Who fleeced who?

Sunday, June 30, 2002

Here's what the NBC Nightly News
"Fleecing of America" report, and the other national media outlets, didn't tell America last month after Sen. Tom Harkin blitzed them with another VA / Medicare cost comparison report.

Start with NBC's numbers: They say the VA pays $700 for a hospital bed; Medicare pays $1,700. What they don't say is this: the VA pays about $100 for an HME provider with a VA contract to deliver and set up that bed, and another $100 to pick it up. That's what the VA pays Merriam Graves of Charlestown, N. H.

Merriam Graves charges the VA $60 per hour for service calls. Let's say every hospital bed requires one service call, and let's say it only takes an hour. Suddenly that VA bed costs $1010. Don't know that Harkin could argue those numbers, or that an NBC journalist would consider that information inadmissible.

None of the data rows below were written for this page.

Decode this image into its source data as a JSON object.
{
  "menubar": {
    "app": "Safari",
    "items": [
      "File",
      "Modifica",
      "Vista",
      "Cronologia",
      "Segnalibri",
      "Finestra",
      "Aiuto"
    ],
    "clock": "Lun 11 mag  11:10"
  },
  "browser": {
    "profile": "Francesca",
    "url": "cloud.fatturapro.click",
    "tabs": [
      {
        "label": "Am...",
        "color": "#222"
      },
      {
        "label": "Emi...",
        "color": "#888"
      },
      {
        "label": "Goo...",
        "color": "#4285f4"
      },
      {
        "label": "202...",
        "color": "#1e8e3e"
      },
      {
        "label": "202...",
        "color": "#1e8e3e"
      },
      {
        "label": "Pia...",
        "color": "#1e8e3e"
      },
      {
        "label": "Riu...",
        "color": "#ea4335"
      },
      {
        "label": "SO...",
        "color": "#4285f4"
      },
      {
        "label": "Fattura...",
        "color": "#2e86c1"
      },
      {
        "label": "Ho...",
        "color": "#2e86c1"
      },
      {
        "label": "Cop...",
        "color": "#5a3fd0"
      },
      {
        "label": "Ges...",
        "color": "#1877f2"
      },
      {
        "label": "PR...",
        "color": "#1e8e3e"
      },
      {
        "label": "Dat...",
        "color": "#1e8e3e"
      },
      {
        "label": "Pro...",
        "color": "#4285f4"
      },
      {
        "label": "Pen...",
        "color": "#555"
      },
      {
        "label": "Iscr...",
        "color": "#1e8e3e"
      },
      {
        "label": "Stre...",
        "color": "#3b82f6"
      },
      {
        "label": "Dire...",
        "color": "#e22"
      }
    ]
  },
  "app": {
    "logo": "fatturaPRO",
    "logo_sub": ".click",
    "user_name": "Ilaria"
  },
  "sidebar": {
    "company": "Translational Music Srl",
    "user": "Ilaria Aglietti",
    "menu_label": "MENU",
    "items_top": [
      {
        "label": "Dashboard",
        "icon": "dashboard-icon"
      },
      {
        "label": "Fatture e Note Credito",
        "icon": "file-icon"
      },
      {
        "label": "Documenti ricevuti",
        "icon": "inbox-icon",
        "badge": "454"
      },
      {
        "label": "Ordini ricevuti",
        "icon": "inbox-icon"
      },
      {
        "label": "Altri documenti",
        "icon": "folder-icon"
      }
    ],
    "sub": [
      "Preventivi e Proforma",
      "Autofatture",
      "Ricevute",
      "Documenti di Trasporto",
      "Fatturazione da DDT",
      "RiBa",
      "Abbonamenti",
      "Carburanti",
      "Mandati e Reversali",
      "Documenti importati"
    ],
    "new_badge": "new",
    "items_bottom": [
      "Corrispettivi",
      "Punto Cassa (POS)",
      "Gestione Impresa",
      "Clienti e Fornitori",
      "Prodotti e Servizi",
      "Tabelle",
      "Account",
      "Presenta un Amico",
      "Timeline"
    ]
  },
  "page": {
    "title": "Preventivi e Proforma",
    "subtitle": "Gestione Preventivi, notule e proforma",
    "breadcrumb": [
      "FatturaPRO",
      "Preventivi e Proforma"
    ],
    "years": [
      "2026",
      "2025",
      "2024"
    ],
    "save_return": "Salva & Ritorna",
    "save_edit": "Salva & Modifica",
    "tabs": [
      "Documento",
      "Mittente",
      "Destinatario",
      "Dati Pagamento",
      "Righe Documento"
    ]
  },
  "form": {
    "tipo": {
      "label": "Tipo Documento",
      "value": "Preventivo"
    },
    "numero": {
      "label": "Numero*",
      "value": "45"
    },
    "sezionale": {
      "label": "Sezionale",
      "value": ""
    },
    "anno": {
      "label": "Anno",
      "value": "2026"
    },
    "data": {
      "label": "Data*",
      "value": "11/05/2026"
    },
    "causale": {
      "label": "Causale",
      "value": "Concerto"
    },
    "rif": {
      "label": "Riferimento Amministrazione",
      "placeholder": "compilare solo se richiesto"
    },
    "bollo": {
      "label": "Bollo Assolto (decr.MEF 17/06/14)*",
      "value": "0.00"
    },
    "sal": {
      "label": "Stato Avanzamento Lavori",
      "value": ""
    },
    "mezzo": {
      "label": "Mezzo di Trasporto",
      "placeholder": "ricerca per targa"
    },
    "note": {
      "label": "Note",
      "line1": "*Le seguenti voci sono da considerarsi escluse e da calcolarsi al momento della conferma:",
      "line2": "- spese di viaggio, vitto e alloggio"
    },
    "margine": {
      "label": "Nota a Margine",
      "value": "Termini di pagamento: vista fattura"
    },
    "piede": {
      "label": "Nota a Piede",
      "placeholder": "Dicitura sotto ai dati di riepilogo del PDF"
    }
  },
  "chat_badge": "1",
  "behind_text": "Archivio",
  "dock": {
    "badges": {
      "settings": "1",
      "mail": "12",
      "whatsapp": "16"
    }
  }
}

But let's not stop there. The GAO acknowledged, during its cost comparison of Medicare and VA oxygen in 1999, that the administrative burden imposed by billing Medicare is tantamount to 30% of the cost of the product. So let's take 30% of $700 or $210 and add that to the price of our bed. Now we're at $1220.

These variables are easily quantifiable. Ask any HME what he charges the VA to deliver that bed. Dig through the GAO's 1999 analysis. Simple stuff.

From here the cost analysis is a little tougher to navigate, but as a journalist - especially one who is about to tell America it's getting fleeced by HME providers on hospital beds - you're obliged to muddle through. You're obliged to call a guy like Steve Gulick at Illiana Home Medical in Danville, Ill. Illiana traces its history as a business back 153 years and counts Abraham Lincoln as one of its customers in the 1850s. Today, Illiana doesn't command the buying power of the VA, for which it also provides product and services. He can't buy a bed as cheaply as the VA. So for the sake of argument, let's tack on another $100. Seems a fair differential, though it's probably larger, and if we're going to purport that HME providers are fleecing America, we ought to figure it out.

So now that VA bed, in a real apples-to-apples comparison, costs $1320, and doesn't include the costs of maintaining a facility, maintaining accreditation and the other fixed costs of running a business.

Yes, the VA buys cheaper. Larger buyers always can. Congress has to ask itself whether Medicare is to be a program that buys from institutional players or from a nation of small businesses, like Gulick's.

NBC and USA Today didn't tell this story. That was sloppy journalism and begs the question: Is America really getting fleeced, or did we just have the wool pulled down over our eyes. HME